It’s not ok to be hateful – but it’s ok to be angry with evil. We do so in the name of Christ and in defense of his Kingdom.
But there is still more for us to learn from this event.
We see in it that the very nature of the Temple of God is changing. Jesus points away from the building, and towards himself. He refers to his own body as the Temple of God. And the truth is that every Christian – by virtue of our baptism – is also a Temple of the Holy Spirit.
In baptism we are united with Christ and filled with the Holy and unifying Spirit of God. Through Christ, God’s Spirit dwells in us. St. Paul writing to the Corinthians says, “Do you not know that your body is a temple of the Holy Spirit within you, which you have from God? You are not your own.” As St. Peter writes, we are, each one of us, like living stones, built into a spiritual house. Through Christ, we are Temples, tabernacles of the living God.
In Christ, the nature of the Temple of God may have changed, but God’s desire to keep His Temple pure and Holy has not changed – and will never change.

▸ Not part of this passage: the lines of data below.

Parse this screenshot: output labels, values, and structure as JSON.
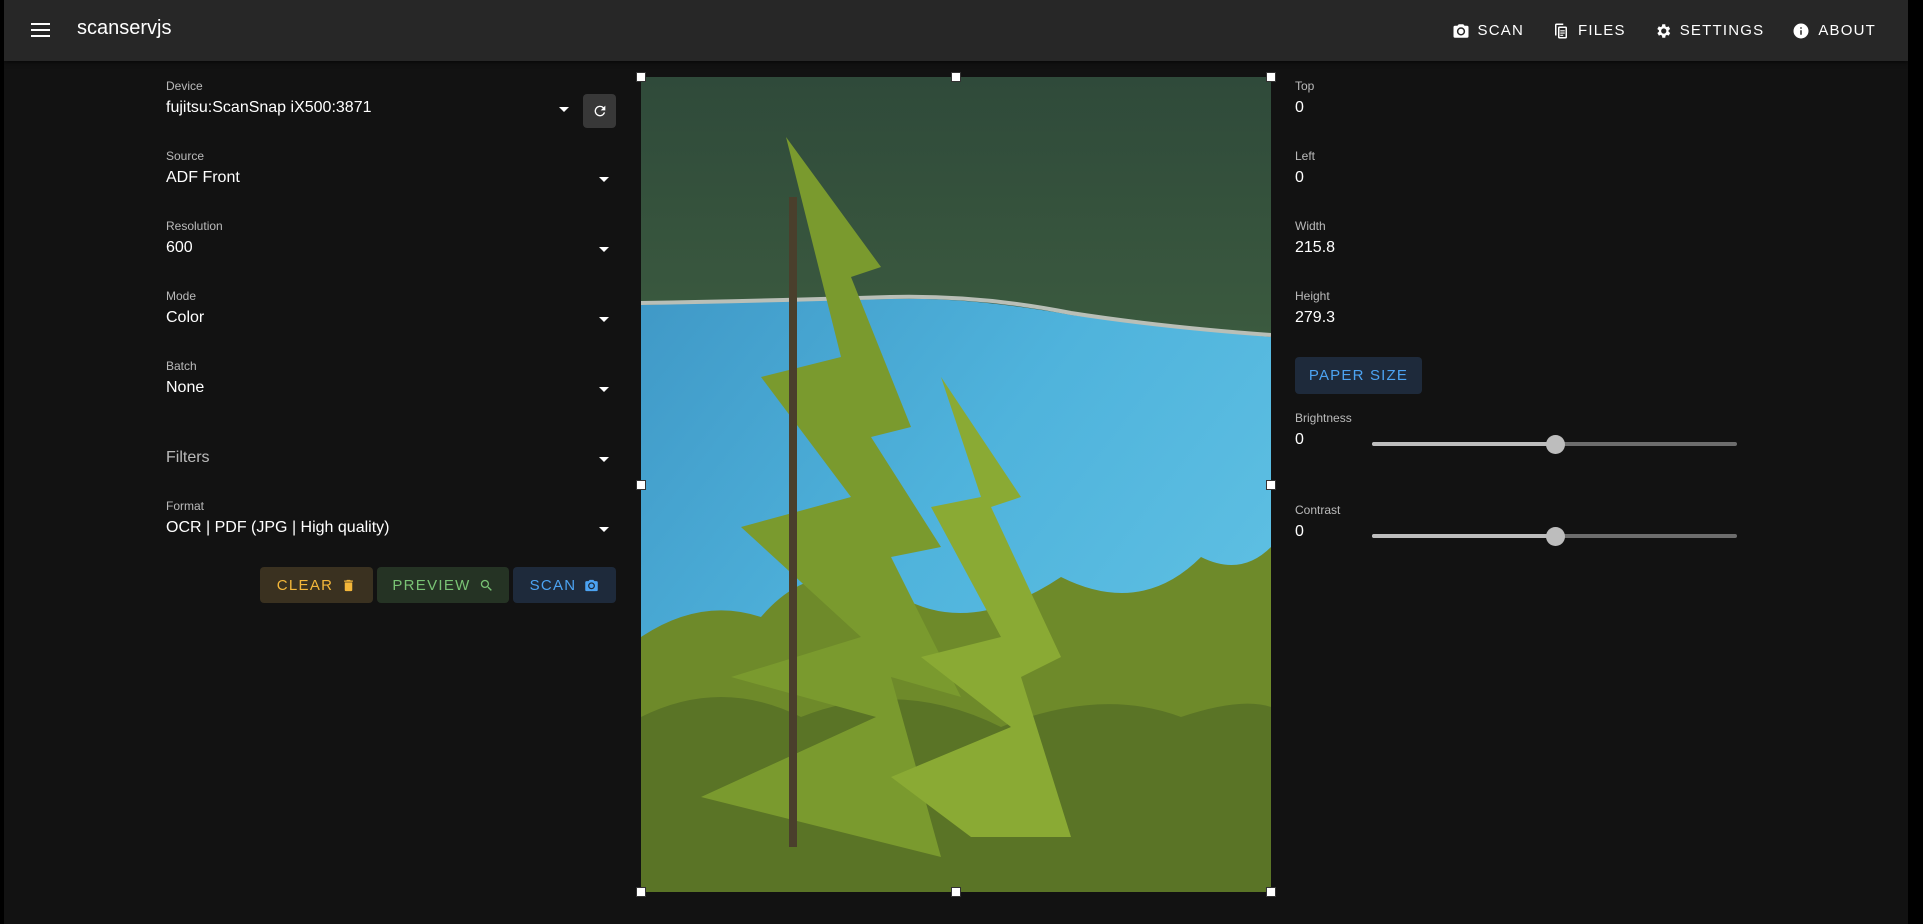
{
  "app": {
    "title": "scanservjs",
    "nav": [
      {
        "label": "SCAN",
        "icon": "camera-icon"
      },
      {
        "label": "FILES",
        "icon": "files-icon"
      },
      {
        "label": "SETTINGS",
        "icon": "gear-icon"
      },
      {
        "label": "ABOUT",
        "icon": "info-icon"
      }
    ]
  },
  "form": {
    "device": {
      "label": "Device",
      "value": "fujitsu:ScanSnap iX500:3871"
    },
    "source": {
      "label": "Source",
      "value": "ADF Front"
    },
    "resolution": {
      "label": "Resolution",
      "value": "600"
    },
    "mode": {
      "label": "Mode",
      "value": "Color"
    },
    "batch": {
      "label": "Batch",
      "value": "None"
    },
    "filters": {
      "label": "Filters"
    },
    "format": {
      "label": "Format",
      "value": "OCR | PDF (JPG | High quality)"
    }
  },
  "actions": {
    "clear": "CLEAR",
    "preview": "PREVIEW",
    "scan": "SCAN"
  },
  "geometry": {
    "top": {
      "label": "Top",
      "value": "0"
    },
    "left": {
      "label": "Left",
      "value": "0"
    },
    "width": {
      "label": "Width",
      "value": "215.8"
    },
    "height": {
      "label": "Height",
      "value": "279.3"
    },
    "paper_size": "PAPER SIZE"
  },
  "adjustments": {
    "brightness": {
      "label": "Brightness",
      "value": "0",
      "position": 0.5
    },
    "contrast": {
      "label": "Contrast",
      "value": "0",
      "position": 0.5
    }
  },
  "colors": {
    "clear": "#f4b73a",
    "preview": "#79c374",
    "scan": "#4ca3f2",
    "appbar": "#272727",
    "background": "#121212"
  }
}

I used to read this passage and think, “Boy, I’m sure glad I wasn’t one of those money changers, or pigeon sellers, or Temple leaders.
But the reality is that those unholy and sinful acts in the Temple that day, are no different than the unholy and sinful acts in us – who are now Temples of God in Christ.
And so we ask, “What would Our Lord see – and what would he do if he entered into our Temples – our souls and bodies this day? Would he be filled with righteous anger? Would there be anything to cleanse, or purge, or purify?”
St. Paul, writing to the Corinthians says, “For the word of the cross is folly to those who are perishing, but to us who are being saved it is the power of God.”
… to us who are being saved, the cross is the power of God.
Notice that the phrase “being saved” is a present tense one: it indicates the process of salvation – the process of sanctification Our Lord is working in us through His Holy Spirit.
Our role in this process is to continually choose the cross, to choose God’s will, to choose holiness, and righteousness and truth, to choose to die to ourselves, and be cleansed by the power of God.
Let us continue to choose the cross, that the power of God might be manifested in us and cleanse us, and purify us, that our joy may be complete